the symbols of finance. The single value of money (the driving force of all corporations) is
created from exchanging symbols, the value of which has come from the community. When
the fourfold life of society is reduced to exchanges of money, we create through the single
meaning of price the one-dimensional value of the human being. When this happens, we
become the one-dimensional consumer that has not depth of meaning beyond this single
The amnesia of a single vision represents an unawareness of its own limited vision. This
amnesia commonly leads those who see life in surface forms to exaggerate, celebrate or even
proselytize its illusionary benefits. The limitations of a single vision are, however, multiple
and can be grouped under the heading of deleting contextual meaning. For example, that
which is left out of the literal vision of mechanical science and technology is the contexts of
mind, meaning, culture and symbols. For the tabloid media what is normally missing are the
contexts or culture and the environment as well as the financial interests of the publisher. As
for corporation they tend to leave out of consideration the context of the planet’s
For those who pursue or celebrate the sleep of a single vision or the hapless life of binary
opposites Blake’s heaven which is created by a fourfold vision could never be realized. There
would be more chance of a camel going through the eye of a needle than a single vision or
binary opposites leading to the realization of the heavenly state. In contrast, those who
practice a more open method of seeing are far more likely to find a fuller and meaningful life
within the ambit of a fourfold vision.
When added together the implications of Blake’s fourfold vision indicates that any expression
will automatically have seven layers of meaning across at least four contexts. Blake’s
fourfold vision, therefore, sets before us the possibility of seeing life in context. In this sense,
‘in context’ refers to a seeing that take into account the four contexts which Blake refers to in
his verse.

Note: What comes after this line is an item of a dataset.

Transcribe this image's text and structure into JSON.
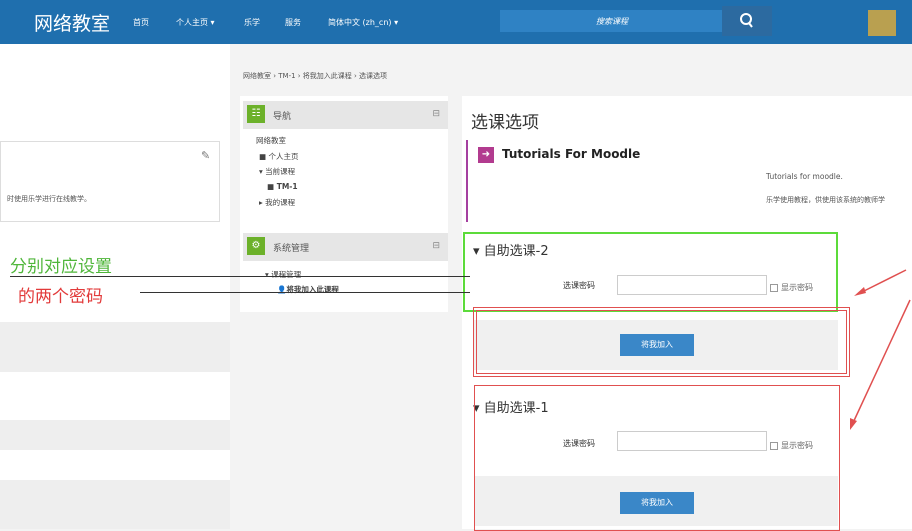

These four contexts also represent four integrated levels of meaning and, therefore,
four contexts of our being.viii
i Northrop Frye describes Beulah like this: ‘Beulah for Blake is the earthly paradise,
the state of innocence, the peaceable kingdom and married land of Isaiah 11:6 and
62:4. Beulah in Blake is much the same as the holiday world of the imagination that
I identi#ed earlier with literature and the other arts, where there is entertainment
without argument.’ http://northropfrye-
ii For an example of this view see, D. J. Avery, ‘Women and Wiliam Blake: A
Traditional View of the Role of the Feminine in Blake’s Poetry’,
, 13, 2010, pp 104 – 121.
iii These lines represent my interpretation of the #rst several paragraphs of the
Kena Upanishad, see for example, , Trans.,
Swami Prabhavananda & Frederick Manchester, Hollywood: Vedanta Press, 1983.
iv See for example, Paul Davies, (2002) , London:
v All references to Ralph Waldo Emerson in this book are taken from the website:
vi Elizabeth A. Rauscher & Russell Targ, ‘The Speed of Thought: Investigations of a
Complex Space-Time Metric to Describe Psychic Phenomena’,
!, Vol. 15, No. 3, pp. 331 – 354, 2001.
vii We see an example of this confusion in , 2002: 24.
viii For more, see: Lohrey, A. (2020) "#$
%, Tasmania: Rishi Publications.